New study suggests almonds offer more nutrition benefits than snack foods
A new study conducted by researchers at the University of Washington, US, has found that replacing typical snack foods with almonds and other tree nuts will reduce empty calories, solid and saturated fat, as well as sodium in the diet.
Funded by the Almond Board of California, the study further revealed that the replacement will increase intake of key nutrients.
For this study, researchers used data of more than 17,000 children and adults from the National Health and Nutrition Examination Survey (NHANES) and applied two food modelling patterns.
As part of the first model pattern, they evaluated the hypothetical impact of replacing all snack foods with tree nuts, and all but ‘healthy’ snack foods such as wholegrains, whole fruits and non-starchy vegetables were replaced with tree nuts in the second pattern.
The research team replaced all reported snacks with almonds or other tree nuts, and used the Healthy Eating Index 2010, which measured adherence to the 2010 Dietary Guidelines for Americans, to assess the diet quality.
It was found that snacks such as cookies, brownies, frozen dairy desserts, cakes, pies, and candy that contained chocolate were the predominant sources of snack calories under both models.
On the other hand, snacks such as potato chips, pastries, popcorn, cheese, bread, apples, pretzels, bananas, cereal and cereal bars, yoghurt and cold cuts contributed more than 1% of snack calories.

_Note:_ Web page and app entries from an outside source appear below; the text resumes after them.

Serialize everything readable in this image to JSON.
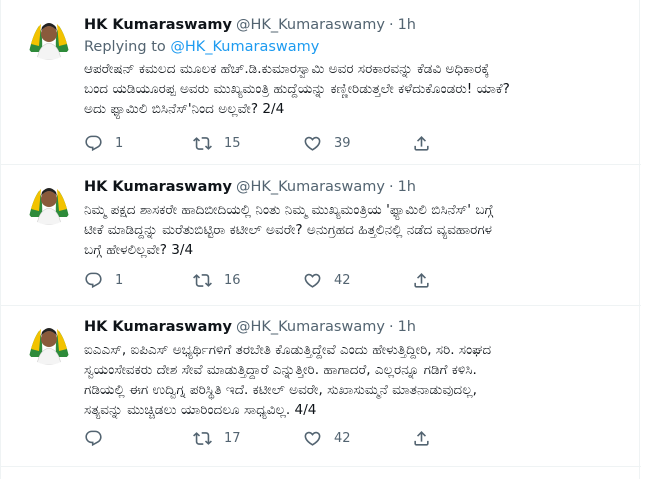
{
  "tweets": [
    {
      "name": "HK Kumaraswamy",
      "handle": "@HK_Kumaraswamy",
      "dot": "·",
      "time": "1h",
      "replying_prefix": "Replying to",
      "replying_to": "@HK_Kumaraswamy",
      "text": "ಆಪರೇಷನ್ ಕಮಲದ ಮೂಲಕ ಹೆಚ್.ಡಿ.ಕುಮಾರಸ್ವಾಮಿ ಅವರ ಸರಕಾರವನ್ನು ಕೆಡವಿ ಅಧಿಕಾರಕ್ಕೆ\nಬಂದ ಯಡಿಯೂರಪ್ಪ ಅವರು ಮುಖ್ಯಮಂತ್ರಿ ಹುದ್ದೆಯನ್ನು ಕಣ್ಣೀರಿಡುತ್ತಲೇ ಕಳೆದುಕೊಂಡರು! ಯಾಕೆ?\nಅದು ಫ್ಯಾಮಿಲಿ ಬಿಸಿನೆಸ್'ನಿಂದ ಅಲ್ಲವೇ? 2/4",
      "replies": "1",
      "retweets": "15",
      "likes": "39"
    },
    {
      "name": "HK Kumaraswamy",
      "handle": "@HK_Kumaraswamy",
      "dot": "·",
      "time": "1h",
      "text": "ನಿಮ್ಮ ಪಕ್ಷದ ಶಾಸಕರೇ ಹಾದಿಬೀದಿಯಲ್ಲಿ ನಿಂತು ನಿಮ್ಮ ಮುಖ್ಯಮಂತ್ರಿಯ 'ಫ್ಯಾಮಿಲಿ ಬಿಸಿನೆಸ್' ಬಗ್ಗೆ\nಟೀಕೆ ಮಾಡಿದ್ದನ್ನು ಮರೆತುಬಿಟ್ಟಿರಾ ಕಟೀಲ್ ಅವರೇ? ಅನುಗ್ರಹದ ಹಿತ್ತಲಿನಲ್ಲಿ ನಡೆದ ವ್ಯವಹಾರಗಳ\nಬಗ್ಗೆ ಹೇಳಲಿಲ್ಲವೇ? 3/4",
      "replies": "1",
      "retweets": "16",
      "likes": "42"
    },
    {
      "name": "HK Kumaraswamy",
      "handle": "@HK_Kumaraswamy",
      "dot": "·",
      "time": "1h",
      "text": "ಐಎಎಸ್, ಐಪಿಎಸ್ ಅಭ್ಯರ್ಥಿಗಳಿಗೆ ತರಬೇತಿ ಕೊಡುತ್ತಿದ್ದೇವೆ ಎಂದು ಹೇಳುತ್ತಿದ್ದೀರಿ, ಸರಿ. ಸಂಘದ\nಸ್ವಯಂಸೇವಕರು ದೇಶ ಸೇವೆ ಮಾಡುತ್ತಿದ್ದಾರೆ ಎನ್ನುತ್ತೀರಿ. ಹಾಗಾದರೆ, ಎಲ್ಲರನ್ನೂ ಗಡಿಗೆ ಕಳಿಸಿ.\nಗಡಿಯಲ್ಲಿ ಈಗ ಉದ್ವಿಗ್ನ ಪರಿಸ್ಥಿತಿ ಇದೆ. ಕಟೀಲ್ ಅವರೇ, ಸುಖಾಸುಮ್ಮನೆ ಮಾತನಾಡುವುದಲ್ಲ,\nಸತ್ಯವನ್ನು ಮುಚ್ಚಿಡಲು ಯಾರಿಂದಲೂ ಸಾಧ್ಯವಿಲ್ಲ. 4/4",
      "replies": "",
      "retweets": "17",
      "likes": "42"
    }
  ]
}
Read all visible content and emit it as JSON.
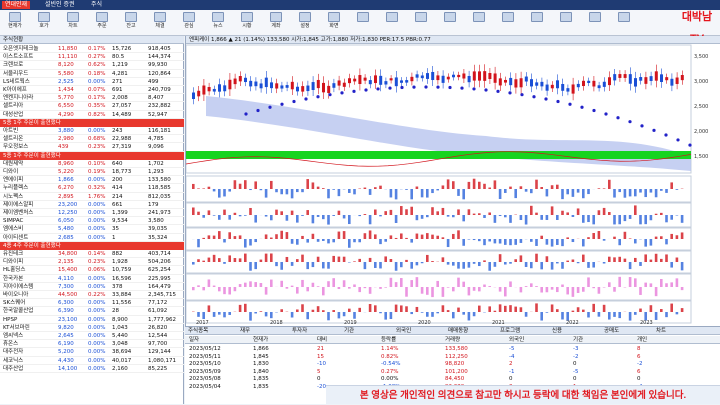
{
  "title_tabs": [
    "연대인재",
    "설빈인 증권",
    "주식",
    "",
    "",
    "",
    "",
    "",
    "",
    ""
  ],
  "toolbar": {
    "items": [
      "현재가",
      "호가",
      "차트",
      "주문",
      "잔고",
      "체결",
      "관심",
      "뉴스",
      "시황",
      "계좌",
      "설정",
      "화면",
      "",
      "",
      "",
      "",
      "",
      "",
      "",
      "",
      "",
      ""
    ]
  },
  "logo": "대박남TV",
  "left_panel": {
    "header": "주식현황",
    "rows": [
      {
        "name": "오픈엣지테크놀",
        "price": "11,850",
        "rate": "0.17%",
        "vol": "15,726",
        "amt": "918,405",
        "dir": "up"
      },
      {
        "name": "이스트소프트",
        "price": "11,110",
        "rate": "0.27%",
        "vol": "80.5",
        "amt": "144,374",
        "dir": "up"
      },
      {
        "name": "크렌브로",
        "price": "8,120",
        "rate": "0.62%",
        "vol": "1,219",
        "amt": "99,930",
        "dir": "up"
      },
      {
        "name": "서울리우드",
        "price": "5,580",
        "rate": "0.18%",
        "vol": "4,281",
        "amt": "120,864",
        "dir": "up"
      },
      {
        "name": "LS네트웍스",
        "price": "2,525",
        "price_dir": "dn",
        "rate": "0.00%",
        "vol": "271",
        "amt": "499",
        "dir": "dn"
      },
      {
        "name": "K아이에프",
        "price": "1,434",
        "rate": "0.07%",
        "vol": "691",
        "amt": "240,709",
        "dir": "up"
      },
      {
        "name": "엔켄지니아라",
        "price": "5,770",
        "rate": "0.17%",
        "vol": "2,008",
        "amt": "8,407",
        "dir": "up"
      },
      {
        "name": "셀트리아",
        "price": "6,550",
        "rate": "0.35%",
        "vol": "27,057",
        "amt": "232,882",
        "dir": "up"
      },
      {
        "name": "대성산업",
        "price": "4,290",
        "rate": "0.82%",
        "vol": "14,489",
        "amt": "52,947",
        "dir": "up"
      }
    ],
    "section1": "5종 1주 주문이 출현했다",
    "rows2": [
      {
        "name": "아트빈",
        "price": "3,880",
        "rate": "0.00%",
        "vol": "243",
        "amt": "116,181",
        "dir": "dn"
      },
      {
        "name": "셀트리온",
        "price": "2,980",
        "rate": "0.68%",
        "vol": "22,988",
        "amt": "4,785",
        "dir": "up"
      },
      {
        "name": "무오정보스",
        "price": "439",
        "rate": "0.23%",
        "vol": "27,319",
        "amt": "9,096",
        "dir": "up"
      }
    ],
    "section2": "5종 1주 주문이 출현했다",
    "rows3": [
      {
        "name": "대원제약",
        "price": "8,960",
        "rate": "0.10%",
        "vol": "640",
        "amt": "1,702",
        "dir": "up"
      },
      {
        "name": "디와이",
        "price": "5,220",
        "rate": "0.19%",
        "vol": "18,773",
        "amt": "1,293",
        "dir": "up"
      },
      {
        "name": "엔에이피",
        "price": "1,866",
        "rate": "0.00%",
        "vol": "200",
        "amt": "133,580",
        "dir": "dn"
      },
      {
        "name": "누리플렉스",
        "price": "6,270",
        "rate": "0.32%",
        "vol": "414",
        "amt": "118,585",
        "dir": "up"
      },
      {
        "name": "시노펙스",
        "price": "2,895",
        "rate": "1.76%",
        "vol": "214",
        "amt": "812,035",
        "dir": "up"
      },
      {
        "name": "제이에스알피",
        "price": "23,200",
        "rate": "0.00%",
        "vol": "661",
        "amt": "179",
        "dir": "dn"
      },
      {
        "name": "제이엠벤처스",
        "price": "12,250",
        "rate": "0.00%",
        "vol": "1,399",
        "amt": "241,973",
        "dir": "dn"
      },
      {
        "name": "SIMPAC",
        "price": "6,050",
        "rate": "0.00%",
        "vol": "9,534",
        "amt": "3,580",
        "dir": "dn"
      },
      {
        "name": "엠에스비",
        "price": "5,480",
        "rate": "0.00%",
        "vol": "35",
        "amt": "39,035",
        "dir": "dn"
      },
      {
        "name": "아이티센트",
        "price": "2,685",
        "rate": "0.00%",
        "vol": "1",
        "amt": "35,324",
        "dir": "dn"
      }
    ],
    "section3": "4종 4주 주문이 출현했다",
    "rows4": [
      {
        "name": "유진테크",
        "price": "34,800",
        "rate": "0.14%",
        "vol": "882",
        "amt": "403,714",
        "dir": "up"
      },
      {
        "name": "디와이피",
        "price": "2,135",
        "rate": "0.23%",
        "vol": "1,928",
        "amt": "504,206",
        "dir": "up"
      },
      {
        "name": "HL홀딩스",
        "price": "15,400",
        "rate": "0.06%",
        "vol": "10,759",
        "amt": "625,254",
        "dir": "up"
      },
      {
        "name": "한국카본",
        "price": "4,110",
        "rate": "0.00%",
        "vol": "16,596",
        "amt": "225,995",
        "dir": "dn"
      },
      {
        "name": "지아이에스템",
        "price": "7,300",
        "rate": "0.00%",
        "vol": "378",
        "amt": "164,479",
        "dir": "dn"
      }
    ],
    "rows5": [
      {
        "name": "바이오니아",
        "price": "44,500",
        "rate": "0.22%",
        "vol": "33,884",
        "amt": "2,345,715",
        "dir": "up"
      },
      {
        "name": "SK스퀘어",
        "price": "6,300",
        "rate": "0.00%",
        "vol": "11,556",
        "amt": "77,172",
        "dir": "dn"
      },
      {
        "name": "한국알콜산업",
        "price": "6,390",
        "rate": "0.00%",
        "vol": "28",
        "amt": "61,092",
        "dir": "dn"
      },
      {
        "name": "HPSP",
        "price": "23,100",
        "rate": "0.00%",
        "vol": "8,900",
        "amt": "1,777,962",
        "dir": "dn"
      },
      {
        "name": "KT서브마린",
        "price": "9,820",
        "rate": "0.00%",
        "vol": "1,043",
        "amt": "26,820",
        "dir": "dn"
      },
      {
        "name": "엠씨넥스",
        "price": "2,645",
        "rate": "0.00%",
        "vol": "5,440",
        "amt": "12,544",
        "dir": "dn"
      },
      {
        "name": "휴온스",
        "price": "6,190",
        "rate": "0.00%",
        "vol": "3,048",
        "amt": "97,700",
        "dir": "dn"
      },
      {
        "name": "대주전자",
        "price": "5,200",
        "rate": "0.00%",
        "vol": "38,694",
        "amt": "129,144",
        "dir": "dn"
      },
      {
        "name": "세코닉스",
        "price": "4,430",
        "rate": "0.00%",
        "vol": "40,017",
        "amt": "1,080,171",
        "dir": "dn"
      },
      {
        "name": "대주산업",
        "price": "14,100",
        "rate": "0.00%",
        "vol": "2,160",
        "amt": "85,225",
        "dir": "dn"
      }
    ]
  },
  "chart": {
    "header": "엔피케이  1,866  ▲ 21 (1.14%)  133,580  시가:1,845  고가:1,880  저가:1,830  PER:17.5  PBR:0.77",
    "y_labels": [
      "3,500",
      "3,000",
      "2,500",
      "2,000",
      "1,500"
    ],
    "x_labels": [
      "2017",
      "2018",
      "2019",
      "2020",
      "2021",
      "2022",
      "2023"
    ]
  },
  "bottom": {
    "tabs": [
      "주식종목",
      "재무",
      "투자자",
      "기관",
      "외국인",
      "매매동향",
      "프로그램",
      "신용",
      "공매도",
      "차트"
    ],
    "columns": [
      "일자",
      "현재가",
      "대비",
      "등락률",
      "거래량",
      "외국인",
      "기관",
      "개인"
    ],
    "rows": [
      [
        "2023/05/12",
        "1,866",
        "21",
        "1.14%",
        "133,580",
        "-5",
        "-3",
        "8"
      ],
      [
        "2023/05/11",
        "1,845",
        "15",
        "0.82%",
        "112,250",
        "-4",
        "-2",
        "6"
      ],
      [
        "2023/05/10",
        "1,830",
        "-10",
        "-0.54%",
        "98,820",
        "2",
        "0",
        "-2"
      ],
      [
        "2023/05/09",
        "1,840",
        "5",
        "0.27%",
        "101,200",
        "-1",
        "-5",
        "6"
      ],
      [
        "2023/05/08",
        "1,835",
        "0",
        "0.00%",
        "84,450",
        "0",
        "0",
        "0"
      ],
      [
        "2023/05/04",
        "1,835",
        "-20",
        "-1.08%",
        "92,330",
        "3",
        "1",
        "-4"
      ]
    ]
  },
  "subtitle": "본 영상은 개인적인 의견으로 참고만 하시고 등락에 대한 책임은 본인에게 있습니다."
}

After examining both models, it was revealed that consumption of empty calories, solid fats, saturated fat, sodium, carbohydrates and added sugars declined, while increasing consumption of oils and good fats.
The study shows that replacing typical snack foods with almonds would improve nutrient intakes and result in overall healthier eating patterns.
Image: Simple snack swaps with almonds can lead to significant nutrition benefits. Photo: courtesy of California Almonds.